These three characters for “no color boundaries” 無色界 are rendered in the chancery script originally used to expedite writing by clerks in ancient China over 2000 years ago. Here, the script exhibits emphatic presses and splayed strokes, bringing to life the dynamism of the pliant East Asian brush. In its mature form, the chancery script calls for graceful fluidity and mindful control. In Buddhism, the same characters denote the "realm of formlessness," where all beings are free of illusions and divisions based on their place of origin.
Racism and Asian American History
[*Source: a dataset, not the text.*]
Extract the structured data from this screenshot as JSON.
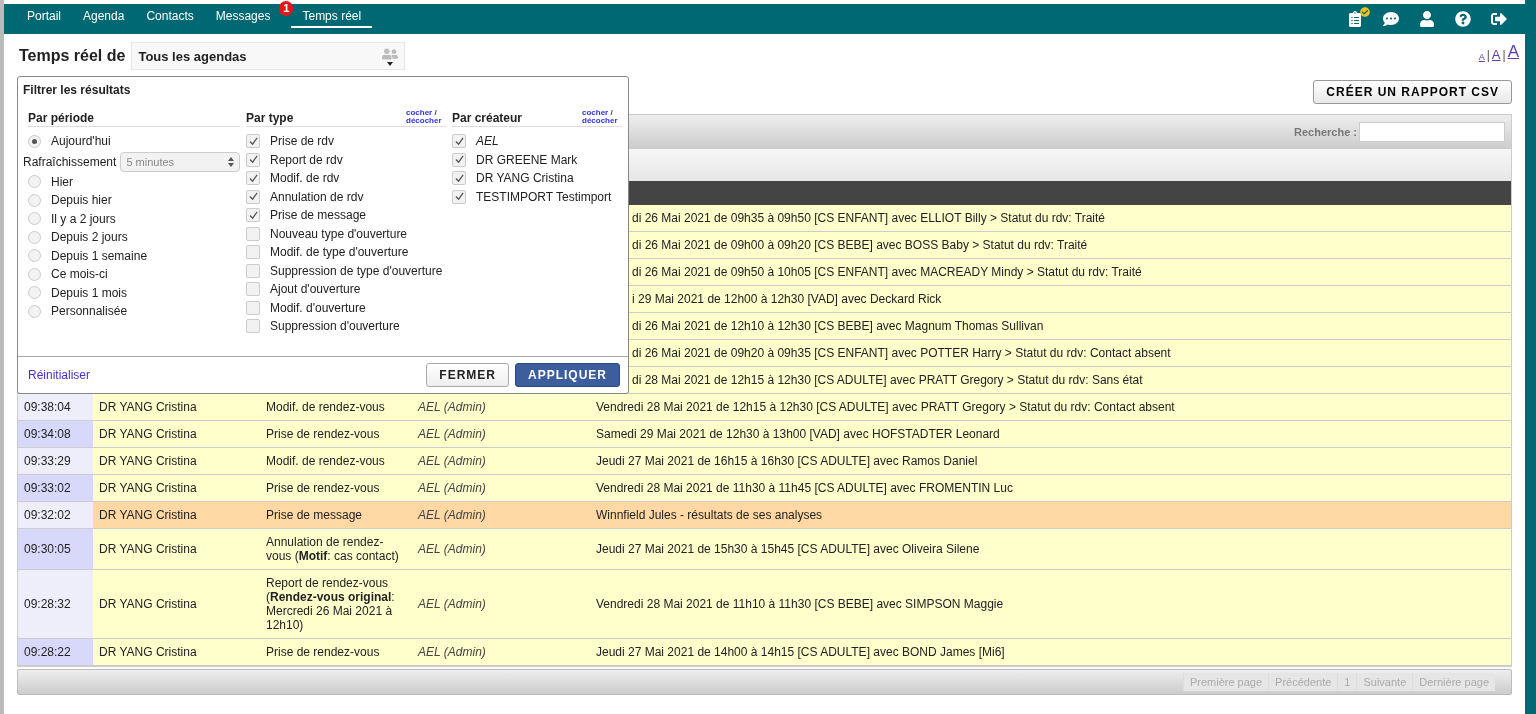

- Chinese Laborers of the 19th-century California Gold Rush
- Why it is not ok to ask "Where are you from?"
- From Angel Island: Asian-American History, Poetry and Calligraphy
- Japanese-American Internment Camps in WWII: Heinous Civil Liberties Violations in U.S. History
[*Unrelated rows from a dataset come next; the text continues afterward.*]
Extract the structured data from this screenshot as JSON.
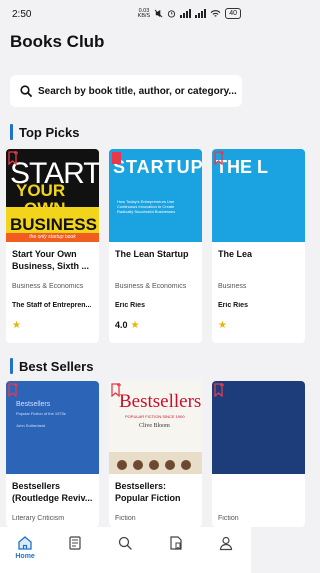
{
  "status_bar": {
    "time": "2:50",
    "speed_value": "0.03",
    "speed_unit": "KB/S",
    "battery": "40"
  },
  "header": {
    "title": "Books Club"
  },
  "search": {
    "placeholder": "Search by book title, author, or category..."
  },
  "sections": {
    "top_picks": {
      "title": "Top Picks",
      "books": [
        {
          "title": "Start Your Own Business, Sixth ...",
          "category": "Business & Economics",
          "author": "The Staff of Entrepren...",
          "rating": "",
          "cover_text": "START",
          "cover_text2": "YOUR",
          "cover_text3": "OWN",
          "cover_text4": "BUSINESS",
          "cover_strip": "the only startup book"
        },
        {
          "title": "The Lean Startup",
          "category": "Business & Economics",
          "author": "Eric Ries",
          "rating": "4.0",
          "cover_text": "STARTUP",
          "cover_sub": "How Today's Entrepreneurs Use Continuous Innovation to Create Radically Successful Businesses"
        },
        {
          "title": "The Lea",
          "category": "Business",
          "author": "Eric Ries",
          "rating": "",
          "cover_text": "THE L"
        }
      ]
    },
    "best_sellers": {
      "title": "Best Sellers",
      "books": [
        {
          "title": "Bestsellers (Routledge Reviv...",
          "category": "Literary Criticism",
          "cover_text": "Bestsellers",
          "cover_sub": "Popular Fiction of the 1970s",
          "cover_author": "John Sutherland"
        },
        {
          "title": "Bestsellers: Popular Fiction S...",
          "category": "Fiction",
          "cover_text": "Bestsellers",
          "cover_sub": "POPULAR FICTION SINCE 1900",
          "cover_author": "Clive Bloom"
        },
        {
          "title": "",
          "category": "Fiction"
        }
      ]
    }
  },
  "bottom_nav": [
    {
      "label": "Home",
      "icon": "home-icon",
      "active": true
    },
    {
      "label": "",
      "icon": "books-icon"
    },
    {
      "label": "",
      "icon": "search-icon"
    },
    {
      "label": "",
      "icon": "bookmark-doc-icon"
    },
    {
      "label": "",
      "icon": "profile-icon"
    }
  ],
  "colors": {
    "accent": "#1e73c8",
    "bookmark": "#e8394a",
    "star": "#e8b600"
  }
}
- Lessons to break the Bamboo Ceiling - How Asian Americans Can Move to the Top
- Jewelry Board
- Calligraphy History and Styles
- Racism and Asian American History